"Richard was a magnificent conductor and did wonderful work with many BBC performing groups, particularly his wonderful spell as principal conductor of the BBC National Orchestra of Wales.
"He was a frequent conductor at the BBC Proms and his extraordinary recorded legacy is regularly heard on Radio 3, not least his powerful advocacy of British music. He will be much missed."
David Murray, Director BBC National Orchestra and Chorus of Wales, said: "All of us at the BBC National Orchestra and Chorus of Wales are shocked by the news of Richard Hickox's sudden death.

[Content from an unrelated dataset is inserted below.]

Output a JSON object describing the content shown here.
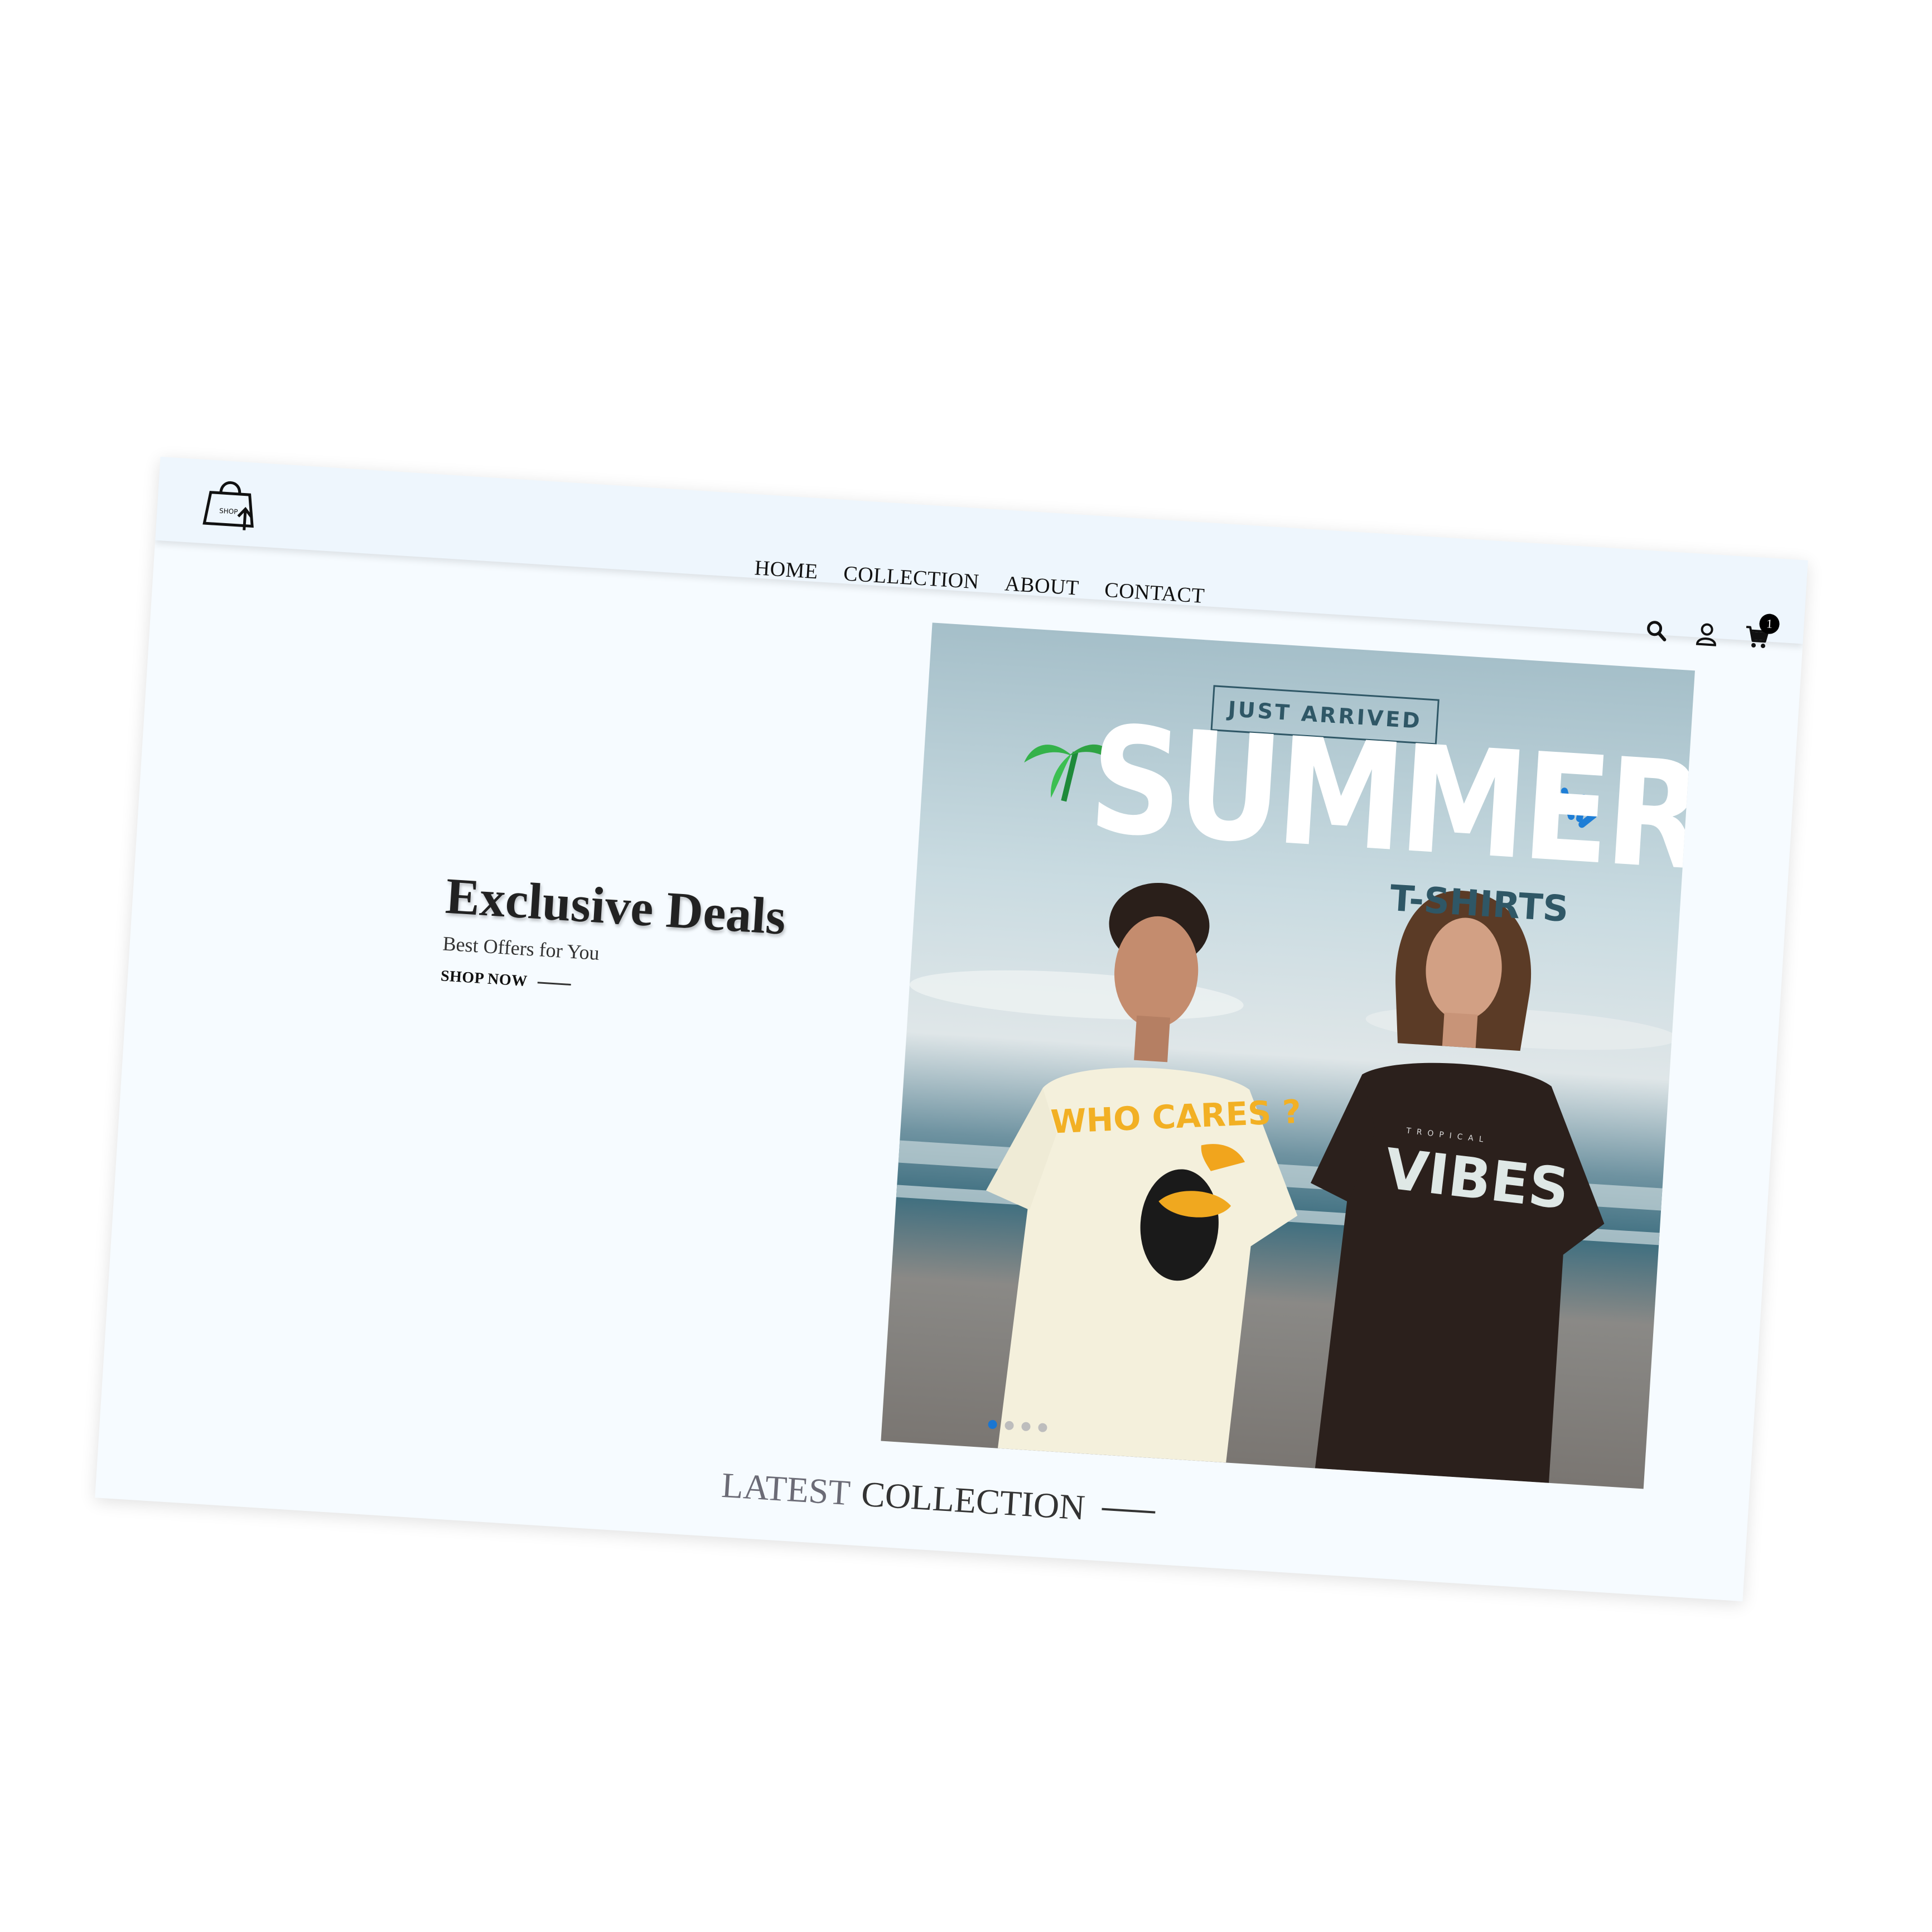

"He was working with us yesterday on a CD recording in the Brangywn Hall Swansea, when he was suddenly taken ill.
"Our thoughts at this time are with Richard's mother, his wife Pamela, and their children.
"As well as losing an inspiring conductor, we have lost a great friend and supporter of the Orchestra and Chorus."
Menna Richards, Controller BBC Wales, said: "I am deeply saddened and shocked by the news of Richard Hickox's sudden and untimely death.
"All of us at BBC Wales are proud that he took on the position of the first conductor emeritus of the BBC National Orchestra of Wales following periods as guest and principal conductor.
"He was an inspirational musician and the BBC National Orchestra of Wales gave some extraordinarily powerful performances with Richard as conductor.
"He will be badly missed and our thoughts are with his family at this profoundly sad time."